1. “What can I do to help?” (Don't ask, be proactive).
2. “My thoughts and prayers are with you” (A tired cliché)
3. “Did you try that mango colonic I recommended?” (Leave treatment advice to the doctors)
4. “Everything will be OK.” (You don't know that)
5. “How are we today?” (Sick people aren't mentally diminished infants)
6. “You look great.” (Don't focus on externals).
On this last point, one of my friends had stomach cancer when she was younger and lost a lot of weight during treatment. She works in fashion and I vividly recall how colleagues would say, “You look fantastic”. Even when they knew why she was so thin. Maybe they thought it would cheer her up. It simply made her upset.
Meanwhile, Bruce Feiler's list of things you should say includes:
1. “No need to write back” (Keeping up with correspondence can be overwhelming)

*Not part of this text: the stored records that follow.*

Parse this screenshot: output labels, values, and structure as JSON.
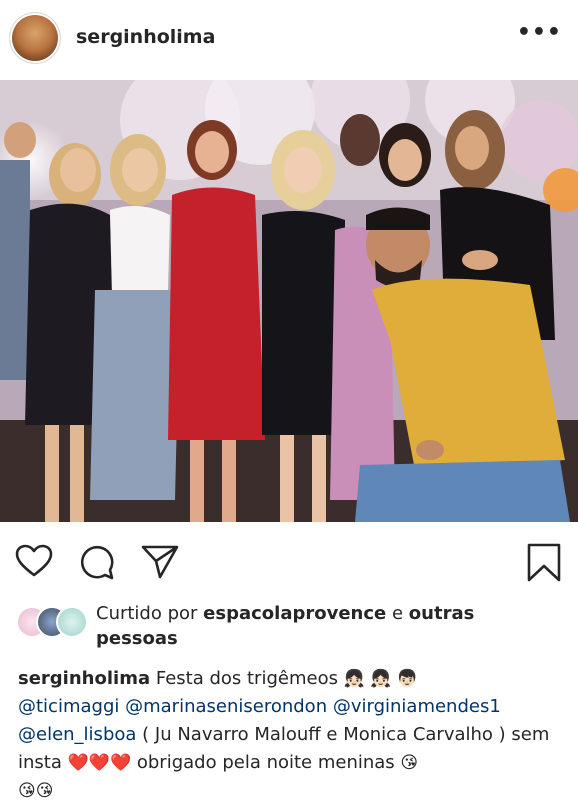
{
  "post": {
    "username": "serginholima",
    "more_label": "•••"
  },
  "icons": {
    "more": "more-options-icon",
    "like": "heart-icon",
    "comment": "comment-icon",
    "share": "send-icon",
    "save": "bookmark-icon"
  },
  "likes": {
    "prefix": "Curtido por",
    "liker": "espacolaprovence",
    "joiner": "e",
    "others": "outras pessoas"
  },
  "caption": {
    "author": "serginholima",
    "text1": "Festa dos trigêmeos",
    "emoji1": "👧🏻 👧🏻 👦🏻",
    "mention1": "@ticimaggi",
    "mention2": "@marinaseniserondon",
    "mention3": "@virginiamendes1",
    "mention4": "@elen_lisboa",
    "text2": "( Ju Navarro Malouff e Monica Carvalho ) sem insta",
    "emoji2": "❤️❤️❤️",
    "text3": "obrigado pela noite meninas",
    "emoji3": "😘",
    "emoji4": "😘😘"
  },
  "colors": {
    "text": "#262626",
    "mention": "#003569"
  }
}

2. “I should be going now” (Short visits are best)
3. “Would you like some gossip?” (Distraction is helpful)
4. “I love you” or “I'm sorry you have to go through this” (Honest expression of emotions are a powerful gift).

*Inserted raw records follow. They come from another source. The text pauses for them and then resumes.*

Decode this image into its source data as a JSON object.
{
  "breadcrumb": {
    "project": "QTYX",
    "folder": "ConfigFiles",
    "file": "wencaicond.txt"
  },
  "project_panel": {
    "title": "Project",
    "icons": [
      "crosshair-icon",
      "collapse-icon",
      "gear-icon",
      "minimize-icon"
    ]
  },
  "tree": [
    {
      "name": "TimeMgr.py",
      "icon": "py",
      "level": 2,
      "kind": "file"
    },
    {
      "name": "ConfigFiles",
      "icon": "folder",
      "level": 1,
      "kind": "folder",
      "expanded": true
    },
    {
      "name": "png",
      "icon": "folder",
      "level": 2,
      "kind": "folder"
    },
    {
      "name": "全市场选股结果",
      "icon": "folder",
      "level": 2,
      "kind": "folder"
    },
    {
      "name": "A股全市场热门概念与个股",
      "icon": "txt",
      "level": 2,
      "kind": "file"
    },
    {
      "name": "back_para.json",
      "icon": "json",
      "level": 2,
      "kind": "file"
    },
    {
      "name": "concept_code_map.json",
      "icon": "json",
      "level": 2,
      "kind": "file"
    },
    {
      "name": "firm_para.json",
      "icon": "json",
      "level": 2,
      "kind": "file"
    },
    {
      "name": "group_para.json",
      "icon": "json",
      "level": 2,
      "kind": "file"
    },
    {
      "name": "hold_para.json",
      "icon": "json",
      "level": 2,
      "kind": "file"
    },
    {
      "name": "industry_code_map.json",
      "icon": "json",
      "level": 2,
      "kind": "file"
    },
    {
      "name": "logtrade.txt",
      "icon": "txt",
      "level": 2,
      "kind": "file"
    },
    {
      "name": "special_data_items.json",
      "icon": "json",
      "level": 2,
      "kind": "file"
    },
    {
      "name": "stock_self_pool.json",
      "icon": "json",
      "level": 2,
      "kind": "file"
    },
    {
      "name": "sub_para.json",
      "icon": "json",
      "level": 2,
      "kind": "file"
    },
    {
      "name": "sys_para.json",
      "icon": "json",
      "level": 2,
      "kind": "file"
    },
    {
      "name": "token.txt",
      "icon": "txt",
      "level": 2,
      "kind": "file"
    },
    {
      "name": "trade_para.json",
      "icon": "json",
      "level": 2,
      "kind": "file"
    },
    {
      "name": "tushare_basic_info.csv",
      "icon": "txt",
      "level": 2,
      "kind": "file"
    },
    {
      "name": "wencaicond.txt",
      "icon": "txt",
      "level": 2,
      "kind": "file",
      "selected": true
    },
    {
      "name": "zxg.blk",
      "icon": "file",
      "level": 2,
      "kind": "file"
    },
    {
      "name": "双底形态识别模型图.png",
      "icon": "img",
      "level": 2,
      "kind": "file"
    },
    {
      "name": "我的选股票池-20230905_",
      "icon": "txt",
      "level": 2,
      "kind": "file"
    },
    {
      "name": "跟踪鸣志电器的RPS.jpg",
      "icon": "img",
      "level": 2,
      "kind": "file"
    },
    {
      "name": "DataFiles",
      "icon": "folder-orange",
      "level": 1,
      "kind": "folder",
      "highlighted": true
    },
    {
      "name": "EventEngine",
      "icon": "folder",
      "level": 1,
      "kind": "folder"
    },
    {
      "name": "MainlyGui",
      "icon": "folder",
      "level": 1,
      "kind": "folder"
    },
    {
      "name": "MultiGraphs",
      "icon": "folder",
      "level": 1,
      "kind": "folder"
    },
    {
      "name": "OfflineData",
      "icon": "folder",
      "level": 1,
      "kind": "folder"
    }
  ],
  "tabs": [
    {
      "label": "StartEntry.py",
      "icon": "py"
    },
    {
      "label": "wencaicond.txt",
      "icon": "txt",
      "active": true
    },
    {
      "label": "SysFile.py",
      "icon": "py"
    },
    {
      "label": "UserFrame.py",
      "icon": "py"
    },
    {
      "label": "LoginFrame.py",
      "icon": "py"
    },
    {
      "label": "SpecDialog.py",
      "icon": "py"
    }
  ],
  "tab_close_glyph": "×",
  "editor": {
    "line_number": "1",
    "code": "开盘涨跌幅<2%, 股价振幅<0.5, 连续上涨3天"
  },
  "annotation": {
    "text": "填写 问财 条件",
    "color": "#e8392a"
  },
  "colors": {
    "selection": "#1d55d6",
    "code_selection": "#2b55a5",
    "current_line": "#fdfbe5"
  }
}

I sent his article to several girlfriends at various stages of their health battles - some in the middle, others out the other side - and they agreed with every point.
Disclaimer: I've not read Feiler's book so it may be that what's above is out of context or covered differently in some other part of the book, but I've been exposed to just what the readers of the article have been.